An Atheist from Aurora Reflects on the Tragedy

Daniel Florien, my Patheos colleague, lives in Aurora, Colorado. He wasn’t at the theater that night, but his account of what happened and his analysis of the aftermath deserve a few minutes of your time:

… It’s comforting to think people are in a better place, that God saved lives, that Satan was behind the incident, and that there is a Master Plan behind such tragedy.

It’s an empty comfort, however. Brains must be partially shut off to partake in it. Faith must trump fact. If the foundations of the comfort are analyzed rationally, cognitive dissonance arrives and hope fades.

For instance, if God saved lives in this tragedy — as some claim — then he didn’t save other lives. With that logic, since he saved people, he could have saved others, but he did not.

Consider this: If I had the power to save everyone at the theater because I was all-powerful and all-knowing and all-loving and all-whatever, and I didn’t do it, wouldn’t I be evil — or at least greatly negligent? With great power comes great responsibility. Their God does not seem up for the task.

Read the whole thing. It’s incredibly powerful.

About Hemant Mehta

Hemant Mehta is the chair of Foundation Beyond Belief and a high school math teacher in the suburbs of Chicago. He began writing the Friendly Atheist blog in 2006. His latest book is called The Young Atheist's Survival Guide.

  • FTFKDad

    Bill Maher did shows in Denver and Colorado Springs Friday/Saturday (I was at the Saturday show). he told the audience he was giving away proceeds of both shows to the Aurora victims fund as well as funds supporting the recent wildfires in Colorado. He got a standing ovation (of course) because of that. He might not be all-powerful or even all-knowing, but he certainly has done something positive. Just wanted you to know.

    • UnNews

      Shhhhh, don’t tell Elli Pemberton this.

  • NewEnglandBob

    This is also excellent:

    “Dealing with death: How does an atheist cope?”

    http://atheistcamel.blogspot.com/2012/07/dealing-with-death-how-does-atheist-cope.html?m=1

    • newavocation

      Thank you! I love the comment by Padraic regarding death.

      My thoughts on death are incredibly bleak.

      When I die, I will be gone. period.

      People will remember me for a time, then they will die. Before long, no one will remember me. Any mark I ever left on the world will have turned to dust and blown away.

      Then, someday, our sun will swell into a red giant, consuming the inner planets, including earth, laying waste to any trace of life in the solar system. And then, unless we’ve found a way off the planet, any memory of the human race will have been annihilated.

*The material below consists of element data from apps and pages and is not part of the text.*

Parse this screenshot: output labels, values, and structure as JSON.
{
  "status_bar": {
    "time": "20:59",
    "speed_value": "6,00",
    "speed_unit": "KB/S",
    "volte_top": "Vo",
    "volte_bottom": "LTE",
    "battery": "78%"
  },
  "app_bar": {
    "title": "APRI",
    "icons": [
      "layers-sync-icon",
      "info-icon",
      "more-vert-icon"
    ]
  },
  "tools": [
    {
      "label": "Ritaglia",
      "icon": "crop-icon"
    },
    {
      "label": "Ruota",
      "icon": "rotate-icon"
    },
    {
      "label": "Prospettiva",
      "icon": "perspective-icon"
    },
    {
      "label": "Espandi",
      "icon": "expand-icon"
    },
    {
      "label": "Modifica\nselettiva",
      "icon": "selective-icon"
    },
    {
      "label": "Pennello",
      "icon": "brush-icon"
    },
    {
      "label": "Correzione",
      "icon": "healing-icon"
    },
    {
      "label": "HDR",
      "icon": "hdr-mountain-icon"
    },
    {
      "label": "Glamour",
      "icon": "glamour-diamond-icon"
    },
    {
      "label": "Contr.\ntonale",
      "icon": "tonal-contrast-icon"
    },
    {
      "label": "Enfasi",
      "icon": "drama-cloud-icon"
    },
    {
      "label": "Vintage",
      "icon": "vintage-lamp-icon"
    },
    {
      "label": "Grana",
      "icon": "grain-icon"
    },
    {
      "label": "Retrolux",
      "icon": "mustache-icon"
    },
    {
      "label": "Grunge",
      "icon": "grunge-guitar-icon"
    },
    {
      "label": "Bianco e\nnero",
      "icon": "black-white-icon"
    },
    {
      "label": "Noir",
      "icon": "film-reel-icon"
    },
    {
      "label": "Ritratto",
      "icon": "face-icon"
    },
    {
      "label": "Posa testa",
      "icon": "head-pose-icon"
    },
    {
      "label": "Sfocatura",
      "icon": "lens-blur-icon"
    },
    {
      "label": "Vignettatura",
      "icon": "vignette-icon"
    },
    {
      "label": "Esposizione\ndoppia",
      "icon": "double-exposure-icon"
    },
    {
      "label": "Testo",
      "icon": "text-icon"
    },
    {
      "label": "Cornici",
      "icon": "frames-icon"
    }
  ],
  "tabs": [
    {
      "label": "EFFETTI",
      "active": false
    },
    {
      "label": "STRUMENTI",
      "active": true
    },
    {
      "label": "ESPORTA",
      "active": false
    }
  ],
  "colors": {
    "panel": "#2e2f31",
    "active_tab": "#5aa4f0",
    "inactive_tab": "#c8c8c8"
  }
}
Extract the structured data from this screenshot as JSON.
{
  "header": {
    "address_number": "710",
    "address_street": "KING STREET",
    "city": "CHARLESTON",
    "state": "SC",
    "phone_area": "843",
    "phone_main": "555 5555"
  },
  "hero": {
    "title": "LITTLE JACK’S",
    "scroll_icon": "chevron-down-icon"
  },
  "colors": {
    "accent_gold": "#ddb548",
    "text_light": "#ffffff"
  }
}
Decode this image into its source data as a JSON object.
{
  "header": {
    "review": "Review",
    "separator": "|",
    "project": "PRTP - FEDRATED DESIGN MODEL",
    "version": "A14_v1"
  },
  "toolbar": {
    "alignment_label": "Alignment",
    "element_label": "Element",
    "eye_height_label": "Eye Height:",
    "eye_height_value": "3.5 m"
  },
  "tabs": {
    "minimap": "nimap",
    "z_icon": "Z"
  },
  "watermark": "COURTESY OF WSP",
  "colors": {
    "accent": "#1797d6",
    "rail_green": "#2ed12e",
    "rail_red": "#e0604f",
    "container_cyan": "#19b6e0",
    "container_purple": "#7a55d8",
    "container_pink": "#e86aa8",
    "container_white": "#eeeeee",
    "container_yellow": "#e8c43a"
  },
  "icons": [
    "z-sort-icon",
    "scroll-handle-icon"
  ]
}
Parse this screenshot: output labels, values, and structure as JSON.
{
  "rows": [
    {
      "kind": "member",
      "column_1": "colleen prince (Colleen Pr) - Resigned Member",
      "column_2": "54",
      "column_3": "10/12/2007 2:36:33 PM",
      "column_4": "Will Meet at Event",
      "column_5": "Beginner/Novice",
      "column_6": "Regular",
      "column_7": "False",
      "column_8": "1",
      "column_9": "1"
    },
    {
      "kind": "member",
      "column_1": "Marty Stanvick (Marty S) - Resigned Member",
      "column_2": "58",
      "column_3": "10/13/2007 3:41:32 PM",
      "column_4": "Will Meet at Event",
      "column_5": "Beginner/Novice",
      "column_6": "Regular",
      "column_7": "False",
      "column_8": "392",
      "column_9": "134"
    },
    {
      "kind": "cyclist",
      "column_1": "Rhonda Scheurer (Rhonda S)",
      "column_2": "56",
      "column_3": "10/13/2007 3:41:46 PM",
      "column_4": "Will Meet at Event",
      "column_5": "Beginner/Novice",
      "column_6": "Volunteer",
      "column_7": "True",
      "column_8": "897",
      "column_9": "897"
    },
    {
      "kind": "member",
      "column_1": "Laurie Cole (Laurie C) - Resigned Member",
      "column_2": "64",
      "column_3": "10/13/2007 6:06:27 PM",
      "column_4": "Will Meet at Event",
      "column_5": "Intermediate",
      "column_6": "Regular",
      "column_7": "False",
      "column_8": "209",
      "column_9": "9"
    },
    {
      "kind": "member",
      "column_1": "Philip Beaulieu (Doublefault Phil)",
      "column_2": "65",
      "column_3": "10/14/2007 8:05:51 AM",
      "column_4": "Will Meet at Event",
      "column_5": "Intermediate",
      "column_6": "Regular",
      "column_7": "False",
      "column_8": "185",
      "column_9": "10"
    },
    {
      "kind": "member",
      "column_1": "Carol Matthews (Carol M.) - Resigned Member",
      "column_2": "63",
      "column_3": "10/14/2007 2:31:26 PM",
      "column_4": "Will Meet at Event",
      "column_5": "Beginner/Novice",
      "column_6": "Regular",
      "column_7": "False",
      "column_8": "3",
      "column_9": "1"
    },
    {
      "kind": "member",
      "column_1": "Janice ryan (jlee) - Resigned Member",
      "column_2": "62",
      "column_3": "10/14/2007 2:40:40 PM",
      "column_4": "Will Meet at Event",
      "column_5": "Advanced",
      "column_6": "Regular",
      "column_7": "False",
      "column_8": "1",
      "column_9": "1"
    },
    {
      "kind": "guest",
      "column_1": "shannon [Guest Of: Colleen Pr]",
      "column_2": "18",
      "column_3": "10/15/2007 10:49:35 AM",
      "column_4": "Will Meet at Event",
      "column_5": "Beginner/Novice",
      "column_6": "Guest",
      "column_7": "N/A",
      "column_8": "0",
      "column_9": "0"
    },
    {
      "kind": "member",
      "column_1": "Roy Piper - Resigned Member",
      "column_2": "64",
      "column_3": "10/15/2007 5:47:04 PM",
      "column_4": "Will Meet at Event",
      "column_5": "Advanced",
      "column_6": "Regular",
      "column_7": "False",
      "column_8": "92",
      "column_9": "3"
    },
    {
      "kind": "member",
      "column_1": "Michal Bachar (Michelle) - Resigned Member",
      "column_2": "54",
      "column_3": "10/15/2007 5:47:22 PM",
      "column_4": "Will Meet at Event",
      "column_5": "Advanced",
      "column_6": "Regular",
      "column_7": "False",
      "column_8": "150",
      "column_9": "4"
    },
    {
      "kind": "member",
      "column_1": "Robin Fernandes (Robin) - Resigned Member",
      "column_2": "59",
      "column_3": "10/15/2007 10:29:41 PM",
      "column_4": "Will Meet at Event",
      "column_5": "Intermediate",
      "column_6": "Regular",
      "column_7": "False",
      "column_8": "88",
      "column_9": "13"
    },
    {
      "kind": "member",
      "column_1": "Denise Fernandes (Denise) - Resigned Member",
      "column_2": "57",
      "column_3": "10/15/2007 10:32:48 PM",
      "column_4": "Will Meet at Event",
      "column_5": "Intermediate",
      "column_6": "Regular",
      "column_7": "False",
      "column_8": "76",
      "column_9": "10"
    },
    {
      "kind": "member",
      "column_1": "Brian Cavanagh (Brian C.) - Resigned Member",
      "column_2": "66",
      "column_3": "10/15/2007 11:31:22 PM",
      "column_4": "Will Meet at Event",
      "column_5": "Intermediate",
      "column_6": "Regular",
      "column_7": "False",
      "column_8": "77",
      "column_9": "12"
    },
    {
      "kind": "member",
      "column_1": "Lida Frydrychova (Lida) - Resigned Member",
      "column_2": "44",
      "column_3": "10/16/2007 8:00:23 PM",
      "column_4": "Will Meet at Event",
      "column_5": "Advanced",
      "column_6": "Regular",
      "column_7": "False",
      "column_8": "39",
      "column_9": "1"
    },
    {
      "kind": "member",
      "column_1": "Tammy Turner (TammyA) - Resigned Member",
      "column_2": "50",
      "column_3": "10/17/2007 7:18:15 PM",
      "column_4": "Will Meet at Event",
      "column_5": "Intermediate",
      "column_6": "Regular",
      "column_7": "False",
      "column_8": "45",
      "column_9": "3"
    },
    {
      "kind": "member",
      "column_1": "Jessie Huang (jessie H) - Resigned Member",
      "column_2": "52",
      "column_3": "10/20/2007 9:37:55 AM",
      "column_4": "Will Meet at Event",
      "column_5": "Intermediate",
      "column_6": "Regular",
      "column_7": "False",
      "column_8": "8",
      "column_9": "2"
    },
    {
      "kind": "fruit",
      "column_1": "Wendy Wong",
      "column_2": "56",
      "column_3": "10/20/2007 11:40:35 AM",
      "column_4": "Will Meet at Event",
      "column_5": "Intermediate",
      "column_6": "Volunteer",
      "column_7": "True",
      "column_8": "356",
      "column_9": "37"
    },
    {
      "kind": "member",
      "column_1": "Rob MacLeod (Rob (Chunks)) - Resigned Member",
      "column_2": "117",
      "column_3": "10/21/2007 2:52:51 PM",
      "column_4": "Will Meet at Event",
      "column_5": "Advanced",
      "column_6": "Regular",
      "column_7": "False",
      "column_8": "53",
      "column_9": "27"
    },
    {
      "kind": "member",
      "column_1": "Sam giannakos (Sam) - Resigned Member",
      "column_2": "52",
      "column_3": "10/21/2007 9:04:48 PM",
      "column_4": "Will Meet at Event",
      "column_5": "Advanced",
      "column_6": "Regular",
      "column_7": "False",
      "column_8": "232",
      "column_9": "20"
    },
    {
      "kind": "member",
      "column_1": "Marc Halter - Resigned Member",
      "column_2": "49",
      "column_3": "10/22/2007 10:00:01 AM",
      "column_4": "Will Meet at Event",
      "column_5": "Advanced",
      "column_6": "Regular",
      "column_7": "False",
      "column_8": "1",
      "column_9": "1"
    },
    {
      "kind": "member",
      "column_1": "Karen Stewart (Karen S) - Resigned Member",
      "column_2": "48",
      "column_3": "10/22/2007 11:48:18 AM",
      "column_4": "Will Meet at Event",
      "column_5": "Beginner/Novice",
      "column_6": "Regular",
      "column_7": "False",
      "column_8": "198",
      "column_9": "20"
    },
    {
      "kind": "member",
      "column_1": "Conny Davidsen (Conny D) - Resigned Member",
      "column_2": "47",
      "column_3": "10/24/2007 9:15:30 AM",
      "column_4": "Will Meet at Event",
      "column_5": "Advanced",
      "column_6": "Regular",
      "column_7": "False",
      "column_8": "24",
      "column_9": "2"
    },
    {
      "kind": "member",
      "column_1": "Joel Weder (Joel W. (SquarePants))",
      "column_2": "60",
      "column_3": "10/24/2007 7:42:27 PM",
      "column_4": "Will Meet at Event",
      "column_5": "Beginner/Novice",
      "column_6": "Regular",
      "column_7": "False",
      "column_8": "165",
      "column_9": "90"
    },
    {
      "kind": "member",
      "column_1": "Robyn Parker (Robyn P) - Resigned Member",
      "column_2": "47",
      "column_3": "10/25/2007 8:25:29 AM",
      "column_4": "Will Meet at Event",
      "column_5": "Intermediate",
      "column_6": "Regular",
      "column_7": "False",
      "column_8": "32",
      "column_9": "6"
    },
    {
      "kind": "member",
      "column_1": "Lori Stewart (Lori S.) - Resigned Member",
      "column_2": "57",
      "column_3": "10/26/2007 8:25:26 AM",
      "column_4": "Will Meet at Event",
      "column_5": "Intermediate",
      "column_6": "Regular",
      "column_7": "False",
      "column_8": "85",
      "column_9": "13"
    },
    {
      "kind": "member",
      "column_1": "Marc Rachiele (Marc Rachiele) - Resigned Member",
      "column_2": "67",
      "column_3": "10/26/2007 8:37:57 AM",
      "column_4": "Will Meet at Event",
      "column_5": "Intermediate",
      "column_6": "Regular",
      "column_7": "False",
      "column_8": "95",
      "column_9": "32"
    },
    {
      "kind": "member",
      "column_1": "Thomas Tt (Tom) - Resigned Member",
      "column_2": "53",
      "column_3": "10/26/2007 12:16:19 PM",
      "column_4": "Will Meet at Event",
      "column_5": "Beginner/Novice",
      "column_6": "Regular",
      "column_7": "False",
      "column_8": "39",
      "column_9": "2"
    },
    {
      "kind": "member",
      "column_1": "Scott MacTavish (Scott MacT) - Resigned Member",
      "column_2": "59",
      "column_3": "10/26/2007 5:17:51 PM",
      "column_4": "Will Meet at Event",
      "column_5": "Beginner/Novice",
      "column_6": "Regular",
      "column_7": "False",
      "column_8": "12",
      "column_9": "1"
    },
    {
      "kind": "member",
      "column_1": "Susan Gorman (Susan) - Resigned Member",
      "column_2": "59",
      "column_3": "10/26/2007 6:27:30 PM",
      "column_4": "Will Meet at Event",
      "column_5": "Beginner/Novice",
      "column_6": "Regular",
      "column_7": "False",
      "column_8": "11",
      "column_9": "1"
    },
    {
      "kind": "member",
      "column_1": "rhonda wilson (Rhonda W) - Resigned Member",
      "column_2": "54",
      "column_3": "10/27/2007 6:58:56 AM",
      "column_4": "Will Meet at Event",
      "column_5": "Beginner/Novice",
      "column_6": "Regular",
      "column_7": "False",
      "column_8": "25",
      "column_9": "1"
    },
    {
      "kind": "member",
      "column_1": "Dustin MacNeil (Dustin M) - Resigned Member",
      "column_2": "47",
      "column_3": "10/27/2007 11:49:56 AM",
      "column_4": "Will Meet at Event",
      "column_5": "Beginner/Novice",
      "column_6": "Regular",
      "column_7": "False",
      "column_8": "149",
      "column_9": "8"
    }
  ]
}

      Even if we have mastered interstellar travel and spread to other planets, entropy will have its way with the universe and nothing will remain but pervasive infrared radiation. Unless the universe itself has a memory, there will be no one and nothing to remember that life ever breathed anywhere.

      And you know what? I still prefer that to believing a lie.

  • http://pulse.yahoo.com/_QPVVPRJ7QKLPU6TF5B4IZTENTI No

    It really is disgusting how some have talked about “miracles” being worked in Aurora. The most prominent one I’ve seen, at least online, is the highlighting of how a woman survived being shot by Holmes due to a peculiar defect in her cranium. While being saved in such a way is indeed interesting in its unlikeliness (and I would note it took modern science and forensics to come up with that finding, not religion, for them to go about touting this as miraculous), what would be even greater is if the shooting of anyone there never happened.

    Apparently violent times are the only moments where some peoples’ god is capable of showing itself…in entirely ineffective ways. But, we usually hear that ineffectiveness passed off as some version of “man’s sin” in a world where god has “given us free will” and that it’s the free will of the good that must counter that of the evil.

    Who can respect this kind of thinking? It’s willful denialism, and it’s especially disrespectful of the dead to think so little of them that we aren’t supposed to consider what really happened and how we might prevent it in the future (after being given dozens of opportunities in the last 20 years to address these acts). No, instead, let’s fawn over how there are now “12 new angels in heaven” and how much god “loved” them. Why are god’s feelings even in question? What about the state the families of the victims have been left in?

    Such unfathomably childish and self-serving behavior.

  • Elli Pemberton

    It makes me sad that we haven’t seen atheists rally together to donate money to help pay for hospital fees or something.

    • Devon

      HA!

    • UnNews

      So you are saying that you are only good if you make sure you get a PR campaign behind you to show that you helped someone out?

      Exactly why did your god kill those 12 people and also wound almost 60 others?

      And exactly what did YOU donate?  $0.00.

  • Daniel Florien

    Thanks for the link, Hemant! Really glad you enjoyed it.

  • Elise

    Oh, Hemant, most of the article rings true, but as someone who has been seeing a psychiatrist for four years in attempt to deal with debilitating anxiety, I found his two paragraphs expressing disgust that a mental patient could by weapons really, really upsetting. I posted a comment to this extent on the original article, if anyone would care to read it.